= Beginning of Section =
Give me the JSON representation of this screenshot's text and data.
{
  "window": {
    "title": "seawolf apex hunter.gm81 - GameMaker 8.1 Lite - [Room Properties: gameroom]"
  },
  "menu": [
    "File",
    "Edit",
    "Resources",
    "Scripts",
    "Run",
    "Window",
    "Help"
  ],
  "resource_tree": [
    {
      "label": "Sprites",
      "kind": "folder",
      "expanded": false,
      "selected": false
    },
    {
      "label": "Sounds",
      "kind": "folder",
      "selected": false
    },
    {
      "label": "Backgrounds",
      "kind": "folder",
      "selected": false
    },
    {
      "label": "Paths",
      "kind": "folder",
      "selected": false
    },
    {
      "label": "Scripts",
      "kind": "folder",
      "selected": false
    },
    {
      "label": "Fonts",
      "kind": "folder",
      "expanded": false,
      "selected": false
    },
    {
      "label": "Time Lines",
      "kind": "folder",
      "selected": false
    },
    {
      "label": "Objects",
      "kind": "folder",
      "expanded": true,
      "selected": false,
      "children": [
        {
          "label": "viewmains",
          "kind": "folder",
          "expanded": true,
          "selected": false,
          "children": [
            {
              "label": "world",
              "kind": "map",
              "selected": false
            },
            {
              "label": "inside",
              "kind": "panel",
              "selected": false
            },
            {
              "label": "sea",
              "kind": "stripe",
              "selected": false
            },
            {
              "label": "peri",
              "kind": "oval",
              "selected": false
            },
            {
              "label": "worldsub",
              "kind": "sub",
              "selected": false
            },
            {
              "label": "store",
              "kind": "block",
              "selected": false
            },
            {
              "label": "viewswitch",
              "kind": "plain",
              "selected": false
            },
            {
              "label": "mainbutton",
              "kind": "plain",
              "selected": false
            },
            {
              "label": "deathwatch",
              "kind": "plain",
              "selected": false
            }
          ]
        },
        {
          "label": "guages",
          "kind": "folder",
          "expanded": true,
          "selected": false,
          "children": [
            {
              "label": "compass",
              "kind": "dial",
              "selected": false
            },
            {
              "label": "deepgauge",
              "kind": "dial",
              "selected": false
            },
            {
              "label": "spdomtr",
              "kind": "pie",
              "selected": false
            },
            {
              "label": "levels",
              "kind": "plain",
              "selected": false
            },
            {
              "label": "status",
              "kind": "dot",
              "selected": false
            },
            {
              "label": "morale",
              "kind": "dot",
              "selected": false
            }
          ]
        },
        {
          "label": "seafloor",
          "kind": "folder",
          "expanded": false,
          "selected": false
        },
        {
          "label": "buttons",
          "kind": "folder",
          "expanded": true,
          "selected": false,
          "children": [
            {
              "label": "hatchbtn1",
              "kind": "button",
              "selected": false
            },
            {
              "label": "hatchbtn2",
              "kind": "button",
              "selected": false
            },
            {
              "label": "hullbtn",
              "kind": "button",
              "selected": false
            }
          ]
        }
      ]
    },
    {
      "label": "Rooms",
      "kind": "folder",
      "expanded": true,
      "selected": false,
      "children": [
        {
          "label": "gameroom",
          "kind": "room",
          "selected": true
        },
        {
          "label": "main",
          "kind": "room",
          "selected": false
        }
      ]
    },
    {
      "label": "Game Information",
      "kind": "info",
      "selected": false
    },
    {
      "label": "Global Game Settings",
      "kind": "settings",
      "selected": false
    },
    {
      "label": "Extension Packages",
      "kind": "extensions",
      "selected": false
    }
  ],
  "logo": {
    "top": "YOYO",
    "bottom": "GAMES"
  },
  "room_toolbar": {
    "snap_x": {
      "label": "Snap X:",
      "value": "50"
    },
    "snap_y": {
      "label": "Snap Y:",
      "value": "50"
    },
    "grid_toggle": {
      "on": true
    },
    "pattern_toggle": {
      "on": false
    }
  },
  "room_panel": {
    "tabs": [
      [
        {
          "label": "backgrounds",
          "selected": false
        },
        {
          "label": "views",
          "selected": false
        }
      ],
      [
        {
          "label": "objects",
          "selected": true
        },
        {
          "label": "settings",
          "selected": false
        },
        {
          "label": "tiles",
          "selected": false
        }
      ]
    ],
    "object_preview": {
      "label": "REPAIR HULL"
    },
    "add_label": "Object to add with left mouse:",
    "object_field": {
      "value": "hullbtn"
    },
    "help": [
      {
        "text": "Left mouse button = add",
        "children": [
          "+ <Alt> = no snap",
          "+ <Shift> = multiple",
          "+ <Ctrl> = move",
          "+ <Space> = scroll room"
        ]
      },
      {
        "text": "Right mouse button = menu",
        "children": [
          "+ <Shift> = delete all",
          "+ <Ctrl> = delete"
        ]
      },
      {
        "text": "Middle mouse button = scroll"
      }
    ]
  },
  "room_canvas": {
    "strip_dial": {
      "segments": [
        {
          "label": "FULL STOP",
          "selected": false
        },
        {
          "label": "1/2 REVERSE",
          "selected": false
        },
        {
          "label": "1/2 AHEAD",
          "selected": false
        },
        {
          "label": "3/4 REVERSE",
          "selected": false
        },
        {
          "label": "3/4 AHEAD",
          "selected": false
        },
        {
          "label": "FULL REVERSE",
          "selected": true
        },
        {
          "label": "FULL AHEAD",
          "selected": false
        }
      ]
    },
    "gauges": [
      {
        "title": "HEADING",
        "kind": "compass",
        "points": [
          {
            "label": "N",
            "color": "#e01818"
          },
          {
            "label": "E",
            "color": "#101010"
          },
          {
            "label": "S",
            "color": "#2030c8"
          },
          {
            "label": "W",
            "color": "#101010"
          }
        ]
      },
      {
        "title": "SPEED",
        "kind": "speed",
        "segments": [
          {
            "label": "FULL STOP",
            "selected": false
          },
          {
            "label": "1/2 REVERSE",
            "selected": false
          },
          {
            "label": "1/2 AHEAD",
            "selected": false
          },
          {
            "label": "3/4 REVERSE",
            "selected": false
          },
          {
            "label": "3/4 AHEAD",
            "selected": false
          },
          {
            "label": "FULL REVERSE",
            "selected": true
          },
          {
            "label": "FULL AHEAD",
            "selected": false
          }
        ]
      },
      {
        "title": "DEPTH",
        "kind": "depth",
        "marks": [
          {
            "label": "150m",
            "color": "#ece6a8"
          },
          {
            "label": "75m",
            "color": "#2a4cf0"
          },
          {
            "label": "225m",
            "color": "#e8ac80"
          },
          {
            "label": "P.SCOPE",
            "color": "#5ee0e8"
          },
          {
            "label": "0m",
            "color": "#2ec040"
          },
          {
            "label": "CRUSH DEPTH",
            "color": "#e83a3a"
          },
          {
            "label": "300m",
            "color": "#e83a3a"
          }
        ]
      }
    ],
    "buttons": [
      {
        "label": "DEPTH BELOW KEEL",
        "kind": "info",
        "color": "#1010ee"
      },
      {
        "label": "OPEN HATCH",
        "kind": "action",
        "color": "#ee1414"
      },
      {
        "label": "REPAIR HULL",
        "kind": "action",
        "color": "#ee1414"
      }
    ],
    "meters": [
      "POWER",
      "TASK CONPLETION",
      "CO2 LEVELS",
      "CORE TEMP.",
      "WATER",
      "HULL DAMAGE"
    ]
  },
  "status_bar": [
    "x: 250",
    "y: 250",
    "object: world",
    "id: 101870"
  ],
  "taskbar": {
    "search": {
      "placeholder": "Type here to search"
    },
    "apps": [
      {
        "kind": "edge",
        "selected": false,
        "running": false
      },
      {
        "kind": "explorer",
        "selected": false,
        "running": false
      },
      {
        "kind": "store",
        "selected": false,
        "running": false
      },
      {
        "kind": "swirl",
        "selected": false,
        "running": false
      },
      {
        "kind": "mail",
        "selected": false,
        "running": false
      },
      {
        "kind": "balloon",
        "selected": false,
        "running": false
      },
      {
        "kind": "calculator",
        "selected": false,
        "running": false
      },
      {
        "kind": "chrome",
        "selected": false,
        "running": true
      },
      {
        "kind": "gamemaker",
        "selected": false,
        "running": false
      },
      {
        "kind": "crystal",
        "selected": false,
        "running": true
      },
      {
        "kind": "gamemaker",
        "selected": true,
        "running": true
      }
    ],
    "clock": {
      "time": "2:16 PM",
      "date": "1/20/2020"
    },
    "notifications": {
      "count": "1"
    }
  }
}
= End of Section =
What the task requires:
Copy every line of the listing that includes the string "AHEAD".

Output for this exercise:
          "label": "1/2 AHEAD",
          "label": "3/4 AHEAD",
          "label": "FULL AHEAD",
            "label": "1/2 AHEAD",
            "label": "3/4 AHEAD",
            "label": "FULL AHEAD",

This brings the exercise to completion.